Updated: May 15
The weather this morning was as bad as yesterday. The wind shifted from East to Southeast, but one look through the narrow gap at Haulover Inlet and the sight of the screaming gale and horizontal rain was enough for me to decide to stay in the intracoastal waterway another day. This inlet has a treacherous reputation, it is narrow and the tide rushes through it like a river. Somewhere under the overpass there is a large boulder that shears the current almost 90 degrees, and can send a boat gyrating like a spinning top. On YouTube there are videos of inexperienced boaters caught in the whirlpools and some come very close to capsizing or crashing on the rock jetty, and that's when the weather isn't a raging storm.

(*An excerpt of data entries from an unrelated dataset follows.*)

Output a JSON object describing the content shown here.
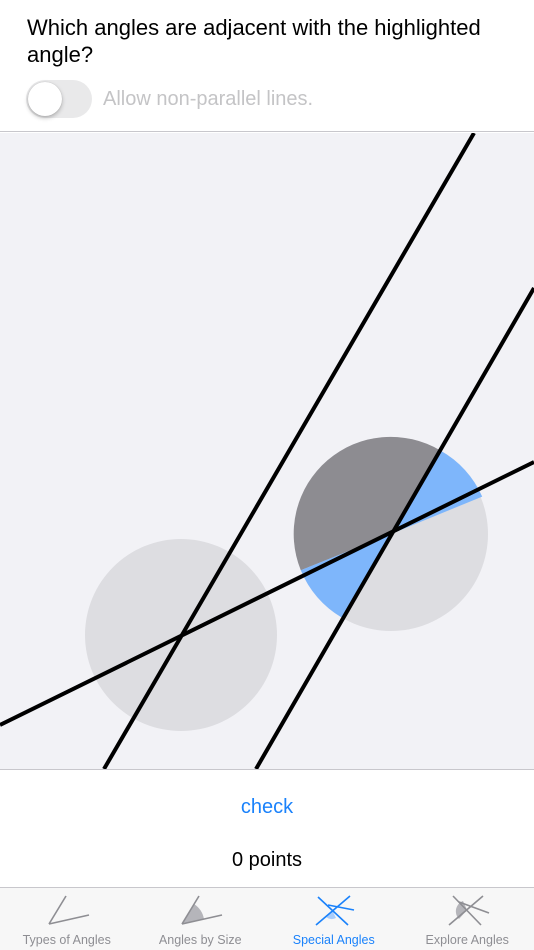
{
  "header": {
    "question": "Which angles are adjacent with the highlighted angle?",
    "toggle_label": "Allow non-parallel lines.",
    "toggle_on": false
  },
  "footer": {
    "check_label": "check",
    "points_text": "0 points"
  },
  "tabs": [
    {
      "label": "Types of Angles",
      "icon": "types-of-angles-icon",
      "active": false
    },
    {
      "label": "Angles by Size",
      "icon": "angles-by-size-icon",
      "active": false
    },
    {
      "label": "Special Angles",
      "icon": "special-angles-icon",
      "active": true
    },
    {
      "label": "Explore Angles",
      "icon": "explore-angles-icon",
      "active": false
    }
  ],
  "colors": {
    "accent": "#1a82fb",
    "highlight_angle": "#8d8c91",
    "adjacent_angle": "#7eb6fb",
    "intersection_disc": "#dddde1",
    "canvas_bg": "#f2f2f6"
  }
}
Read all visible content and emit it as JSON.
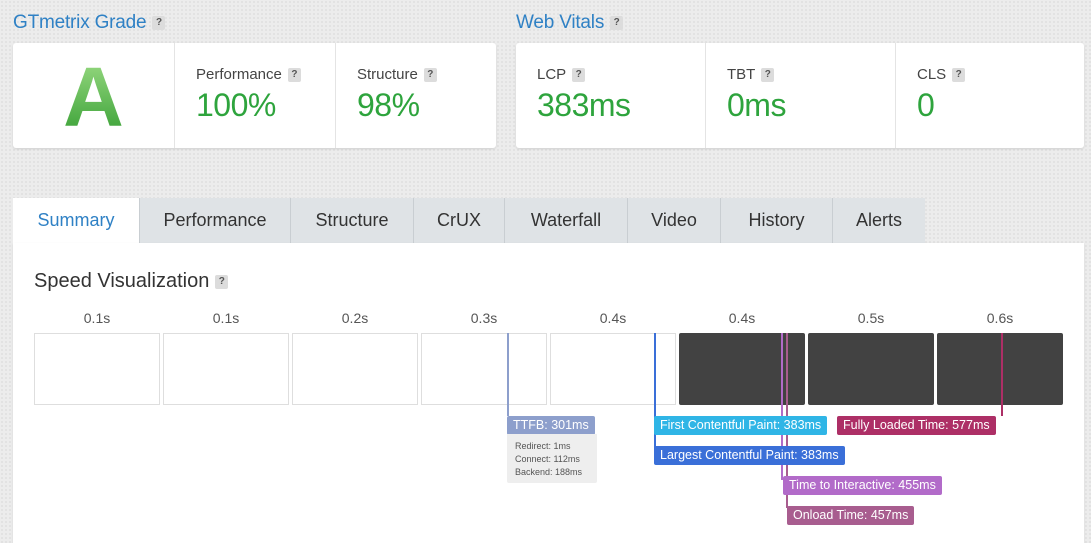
{
  "grade": {
    "title": "GTmetrix Grade",
    "help": "?",
    "letter": "A",
    "performance": {
      "label": "Performance",
      "value": "100%"
    },
    "structure": {
      "label": "Structure",
      "value": "98%"
    }
  },
  "vitals": {
    "title": "Web Vitals",
    "help": "?",
    "items": [
      {
        "label": "LCP",
        "value": "383ms"
      },
      {
        "label": "TBT",
        "value": "0ms"
      },
      {
        "label": "CLS",
        "value": "0"
      }
    ]
  },
  "tabs": [
    "Summary",
    "Performance",
    "Structure",
    "CrUX",
    "Waterfall",
    "Video",
    "History",
    "Alerts"
  ],
  "active_tab": "Summary",
  "speed": {
    "title": "Speed Visualization",
    "help": "?",
    "ticks": [
      "0.1s",
      "0.1s",
      "0.2s",
      "0.3s",
      "0.4s",
      "0.4s",
      "0.5s",
      "0.6s"
    ],
    "markers": {
      "ttfb": "TTFB: 301ms",
      "redirect": "Redirect: 1ms",
      "connect": "Connect: 112ms",
      "backend": "Backend: 188ms",
      "fcp": "First Contentful Paint: 383ms",
      "lcp": "Largest Contentful Paint: 383ms",
      "tti": "Time to Interactive: 455ms",
      "onload": "Onload Time: 457ms",
      "fully_loaded": "Fully Loaded Time: 577ms"
    }
  },
  "colors": {
    "link_blue": "#2f81c5",
    "grade_green": "#2ea43d",
    "ttfb": "#8d9fcc",
    "fcp": "#2fb5e6",
    "lcp": "#3a6fd8",
    "tti": "#b26bc9",
    "onload": "#a85d8f",
    "fully_loaded": "#ad2f66"
  }
}
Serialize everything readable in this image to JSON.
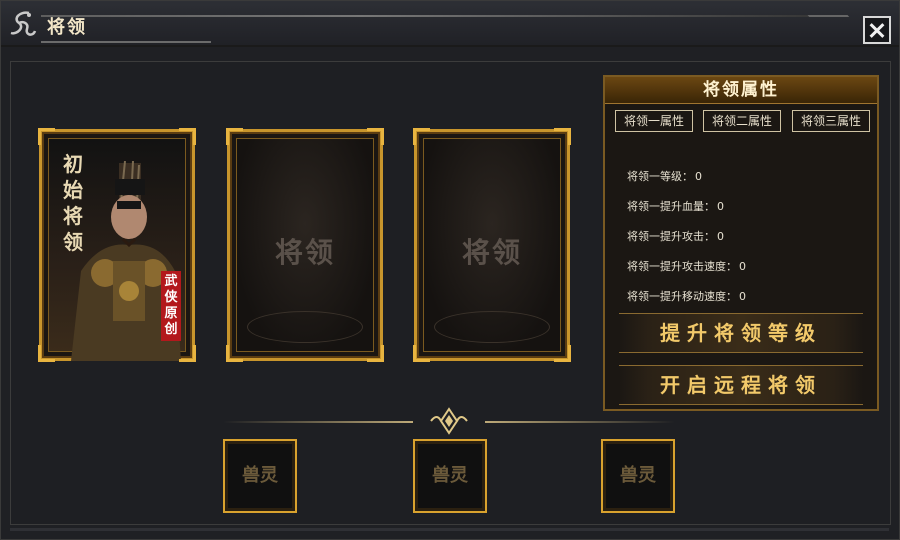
{
  "window": {
    "title": "将领",
    "close_icon": "close-icon",
    "title_icon": "dragon-emblem-icon"
  },
  "cards": [
    {
      "vertical_label": [
        "初",
        "始",
        "将",
        "领"
      ],
      "tag": [
        "武",
        "侠",
        "原",
        "创"
      ],
      "filled": true
    },
    {
      "placeholder": "将领",
      "filled": false
    },
    {
      "placeholder": "将领",
      "filled": false
    }
  ],
  "attributes": {
    "header": "将领属性",
    "tabs": [
      "将领一属性",
      "将领二属性",
      "将领三属性"
    ],
    "stats": [
      {
        "label": "将领一等级：",
        "value": "0"
      },
      {
        "label": "将领一提升血量：",
        "value": "0"
      },
      {
        "label": "将领一提升攻击：",
        "value": "0"
      },
      {
        "label": "将领一提升攻击速度：",
        "value": "0"
      },
      {
        "label": "将领一提升移动速度：",
        "value": "0"
      }
    ],
    "buttons": {
      "upgrade": "提升将领等级",
      "remote": "开启远程将领"
    }
  },
  "beast_slots": [
    "兽灵",
    "兽灵",
    "兽灵"
  ],
  "colors": {
    "gold": "#d9a22e",
    "panel_bg": "#1e1f23",
    "tag_red": "#b3181c"
  }
}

The intracoastal from here to Boca Raton is called the Condo Canyon. Hundreds of high rises are stacked like storage boxes in a warehouse, side by side one after the other. The sunlight barely shines down to the water, except at midday, and only narrow rifts between the towers allow the air to escape. In summer the lack of air circulation must make this place hot like an oven. At times I was reminded of the time I walked from rim to rim across the Grand Canyon. I looked up to the different colored structures with their countless windows lined up in rows slowly moving past me and imagined them to be the layers of sedimentary rock towers with their tops bathed in the morning sunlight. There was a faint screech of the wind flowing some hundred feet above me, but down at the bottom of the canyon everything was still and calm.
Then suddenly I was buffeted by a strong gust of wind on my side. It lasted maybe fifteen seconds, but it hit my sail and nearly knocked me over. Then another gust hit me from the opposite direction. "What the heck was that?" I thought. Whenever there's a narrow gap in the wall of towers facing the sea the whole energy of the wind has to squeeze through it, and it creates a powerful current that reverberates through the canyon
By lunch time I reached Port Everglades. I was a little worried paddling through here. Not because of the large container ships that run constantly through the port inlet to and from the ocean, but because I heard on the news two days before that there was a sewage force main break on the New River that empties right where I was due to paddle through. Ideally, I would have headed out the Port Everglades inlet and into the relatively clean ocean, but one look at the storm thrashing just outside the jetty, and I decided to take my chances with the foul water. Fortunately, I could not smell any odors or see any suspicious floaters; I only wondered if the oblivious looking paddle boarder I passed on the way knew anything of the incident up the river. Sometimes ignorance is a blessing.
Sea Kayak Florida Circumnavigation